Update (5 p.m., Jan. 19): After initial publication of this story, Avila said in an email that he has instead decided to call the restaurant La Diabla Pozole Y Mezcal.
Original story: Nearly 20 years ago, while working in a burrito joint in Cherry Creek, Jose Avila dreamed of owning his own restaurant.
The restaurateur has slowly worked his way up — first a dishwasher, then a line cook at Elways, then a partner and executive chef at Machete Tequila & Tacos and his own food truck.
Now, it’s time for the brick-and-mortar.
“I have a passion for restaurants — it’s in my blood,” Avila said. “And I’m ready for Denver to come take a seat at my table.”
Avila signed a lease this month for 2233 Larimer St., formerly home to Butcher’s Bistro, which closed in July after five years as a result of the pandemic. Brokers Nathan Stern and Zach Cytryn of Broad Street Realty represented him in lease negotiations.
Avila plans to bring his hometown of Mexico City to Denver with a restaurant called La Mera Mera, which he said is a term from the Mexican War of Independence that means “bad ass female.”
La Mera Mera, which he plans to open in March, will specialize in pozole, a hominy soup made with pork that’s beloved in Mexico. The 2,300-square-foot restaurant will also have a window, where staff will dish up freshly cooked carnitas.
“Bringing these concepts to Denver is a nice addition to the Mexican scene because everyone does tacos now, but nobody is doing pozole or the carnitas station,” Avila said. “People keep opening tacos and tequila, but there’s not the same passion or soul. There are pozolerias everywhere in Mexico City, but none in Colorado.”
Dan Ohlson, the owner of Machete, gave Avila his first chance to share his Mexican cuisine with the Mile High City when he hired Avila to help create the Cherry Creek restaurant’s menu and oversee the kitchen before opening in 2011. Avila’s family owns a fleet of street food carts in Mexico City, and he was excited to showcase some of their recipes.
“I couldn’t sleep when we first opened Machete,” he said. “Nobody was doing tacos and tequilas yet, so there was no one to copy. But nine years later, those restaurants are packed.”

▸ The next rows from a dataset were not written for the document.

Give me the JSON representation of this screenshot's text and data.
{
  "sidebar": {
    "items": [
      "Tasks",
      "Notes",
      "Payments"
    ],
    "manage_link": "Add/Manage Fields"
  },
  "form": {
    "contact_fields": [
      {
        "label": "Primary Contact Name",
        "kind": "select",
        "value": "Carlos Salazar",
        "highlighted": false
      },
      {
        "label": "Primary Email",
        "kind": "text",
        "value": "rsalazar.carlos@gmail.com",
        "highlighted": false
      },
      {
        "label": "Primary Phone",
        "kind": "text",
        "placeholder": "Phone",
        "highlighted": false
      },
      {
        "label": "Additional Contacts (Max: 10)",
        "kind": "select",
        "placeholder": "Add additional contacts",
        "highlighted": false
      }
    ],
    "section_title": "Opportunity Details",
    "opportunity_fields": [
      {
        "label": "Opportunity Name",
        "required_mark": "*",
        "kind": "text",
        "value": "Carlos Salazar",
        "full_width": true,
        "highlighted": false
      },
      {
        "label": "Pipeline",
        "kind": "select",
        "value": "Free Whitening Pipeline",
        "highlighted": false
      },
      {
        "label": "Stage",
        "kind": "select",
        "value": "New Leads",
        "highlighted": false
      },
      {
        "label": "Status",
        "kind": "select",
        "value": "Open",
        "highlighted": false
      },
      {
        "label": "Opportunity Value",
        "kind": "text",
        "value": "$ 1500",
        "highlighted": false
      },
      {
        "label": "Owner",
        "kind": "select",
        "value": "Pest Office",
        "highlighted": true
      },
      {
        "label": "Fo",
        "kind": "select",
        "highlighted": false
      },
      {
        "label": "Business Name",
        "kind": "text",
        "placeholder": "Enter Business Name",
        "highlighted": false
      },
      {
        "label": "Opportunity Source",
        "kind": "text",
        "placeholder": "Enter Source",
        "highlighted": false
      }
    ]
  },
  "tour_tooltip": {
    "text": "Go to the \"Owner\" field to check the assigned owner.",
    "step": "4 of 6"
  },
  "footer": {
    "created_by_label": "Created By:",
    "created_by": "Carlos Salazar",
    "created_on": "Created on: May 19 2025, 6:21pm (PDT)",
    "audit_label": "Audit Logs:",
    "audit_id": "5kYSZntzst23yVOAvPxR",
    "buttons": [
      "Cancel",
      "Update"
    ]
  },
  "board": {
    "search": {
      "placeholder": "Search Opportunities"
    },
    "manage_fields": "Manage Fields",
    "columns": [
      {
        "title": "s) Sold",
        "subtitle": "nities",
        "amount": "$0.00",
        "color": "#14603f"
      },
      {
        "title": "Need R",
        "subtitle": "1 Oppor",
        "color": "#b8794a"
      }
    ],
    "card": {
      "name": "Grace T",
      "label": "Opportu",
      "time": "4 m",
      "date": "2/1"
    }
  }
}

Machete now has three locations in Cherry Creek, LoDo and Congress Park.
After eight years, Avila was burnt out, so he sold his part in the business in 2018 and took a year off to travel.
But he wanted to get back in the game when he returned to Denver. Deciding that a brick-and-mortar was too expensive at the time, he opted to make use of an old Airstream trailer he had.
In October 2019, he opened a food truck called X’Tabai Yucateco, which serves Yucatán dishes, such as cochinita pibil (slow roasted pork), relleno negro (black turkey stew) and panuchos (fried tortillas with black beans).
“In the last 20 years I’ve been in Denver, there have only been two restaurants that serve food from Yucatán, and they haven’t lasted long,” Avila said. “To make this food, you have to have the right ingredients and techniques. So, I found a way to source the ingredients directly from Yucatán.”
He’s never seen a normal booming summer for Denver food trucks, since a few months later the pandemic hit. But Avila said the operation has been able to adapt and survive by offering meat-by-the-pound options and take-home meals.
In November, Avila opened a Sunday-only barbacoa option, called El Borrego Negro, sold from his food truck stand next to an urban garden outside of Rise Westwood co-working space at 3800 Morrison Road.
Avila’s grandmother is from the village of Capulhuac, the barbacoa capital of Mexico, and he was craving the taste of the lamb that is traditionally cooked in a fire pit. So, he decided to build his own.
After receiving permission from the city and fire department, he built the underground oven, known as a hoyo, where a whole sheep is placed on hot wood and stones and covered with maguey leaves to steam cook for 12 hours. Avila works with a farmer in Wellington to continue the barbacoa tradition every week.
“This is a beautiful ritual to me,” Avila said. “If people were able to experience this taste every day, it wouldn’t be as special.”
After nearly two decades building a name for himself in Denver’s restaurant scene, Avila said he is proud of the mark his Mexican cuisine has made on the area. And although this brick-and-mortar restaurant marks a new milestone in his career, he still has more ideas up his sleeve.
“I’m 41 years old, and I have about 10 years left in the business,” Avila said. “I want to use these 10 years to continue to share my passion with Denver, so keep your eyes out.”